The large value of charged multiplicity dNch/dη = 1584 observed by ALICE in the 5% most central collisions, and the large value of elliptic flow they report in minimum bias collisions both suggest that the demise of the strong coupling paradigm at the LHC have been greatly exaggerated. I attribute this in part to “the tyranny of asymptotic freedom”, that is, the beauty of the running coupling constant in QCD has led to some wishful thinking about how fast a logarithmic term can vary. There is also the enormous appeal and simplicity of the “classical QGP” described as a nearly free, massless Boltzmann gas. But the data from RHIC, and now these first ever so exciting results from LHC, have taught us that there is also a wealth of fundamental physics and new phenomena in the strongly-coupled regime that is so much more interesting than a non-interacting gas!

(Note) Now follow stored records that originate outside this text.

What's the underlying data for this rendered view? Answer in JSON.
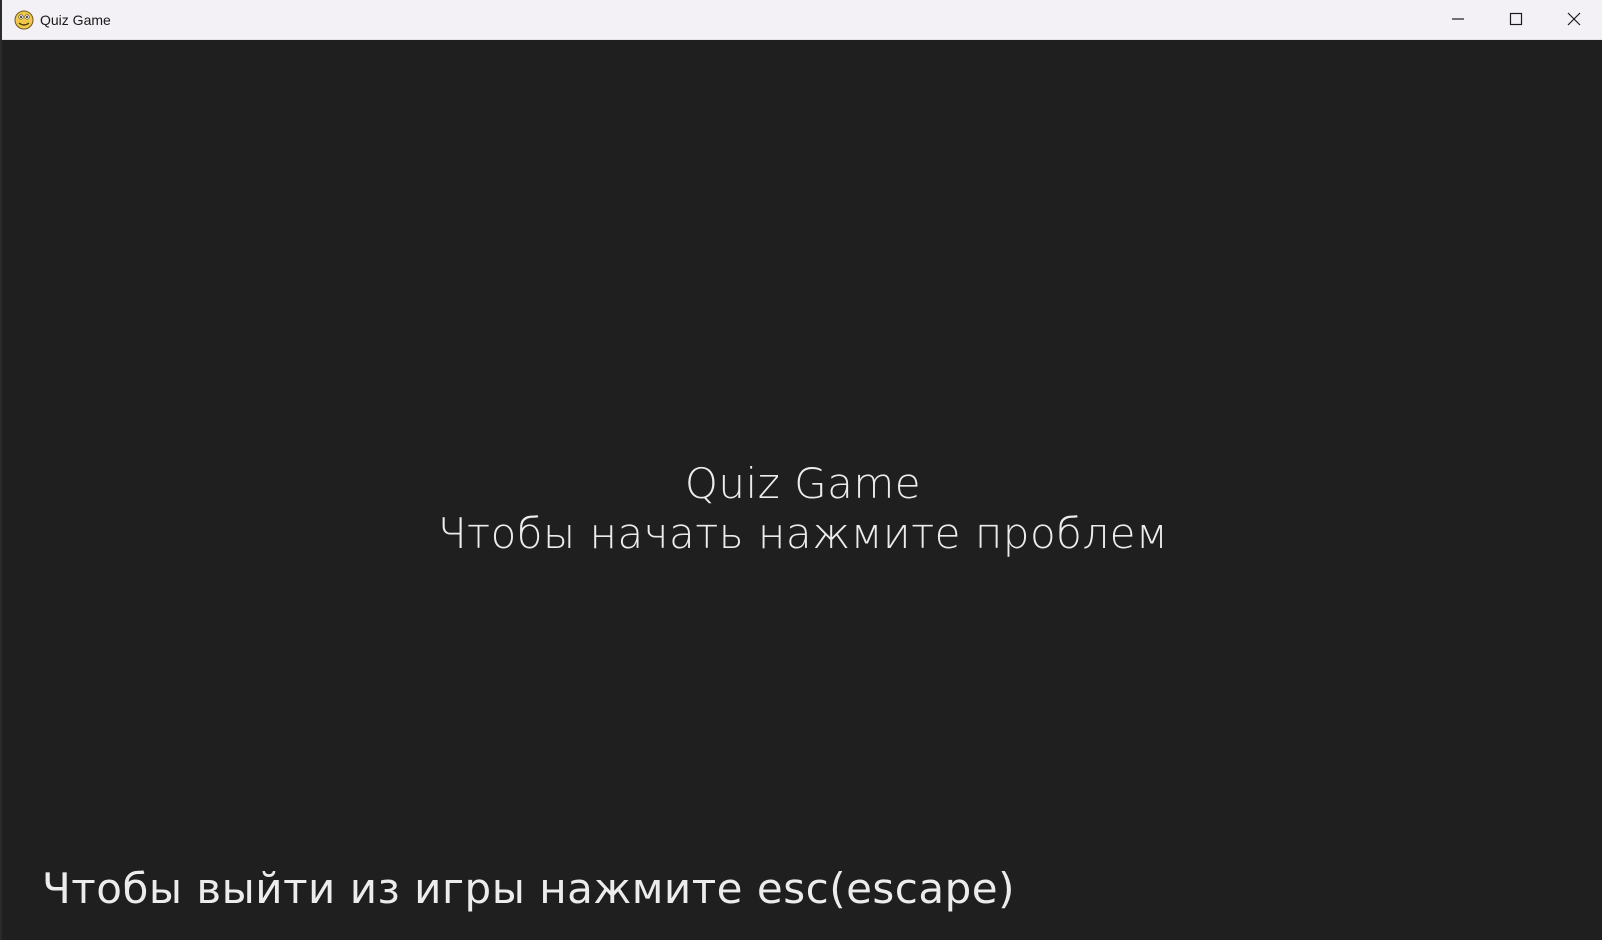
{
  "window": {
    "title": "Quiz Game",
    "app_icon": "pygame-snake-icon",
    "controls": {
      "minimize_icon": "minimize-icon",
      "maximize_icon": "maximize-icon",
      "close_icon": "close-icon"
    }
  },
  "game": {
    "title": "Quiz Game",
    "start_prompt": "Чтобы начать нажмите проблем",
    "exit_hint": "Чтобы выйти из игры нажмите esc(escape)"
  },
  "colors": {
    "background": "#1f1f1f",
    "text": "#ececec",
    "titlebar": "#f3f1f6"
  }
}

At the same time there has indeed been a demise, in fact several, in this case of the various predictions of (mostly) lower multiplicity densities than the value of ~1600 reported by ALICE. I was one of those who would have guessed the lower values of 1200-1300, but since that was only a guess, the surprise for me was a pleasant one. Ironically, earlier on the day this value was announced in Andrea Dainese’s talk at the LHCC , I had read with great interest this paper Hadron production at the LHC: Any indication of new phenomena by Levin and Rezaeian , describing in a very accessible fashion their predictions for LHC multiplicities based on saturation physics. There is also a nice discussion of the extensions incorporated in their approach over the KLN model, so it is more than a little puzzling that the simpler KLN model (at least in one of its various instantiations) better describes the Pb+Pb data at the LHC.
(See also Berndt Mueller’s post for a more quantitative discussion of what we learn from the first two ALICE papers on Pb+Pb collisions at the LHC.)
(*) The title of this post is drawn from one of the loveliest songs in the American jazz idiom.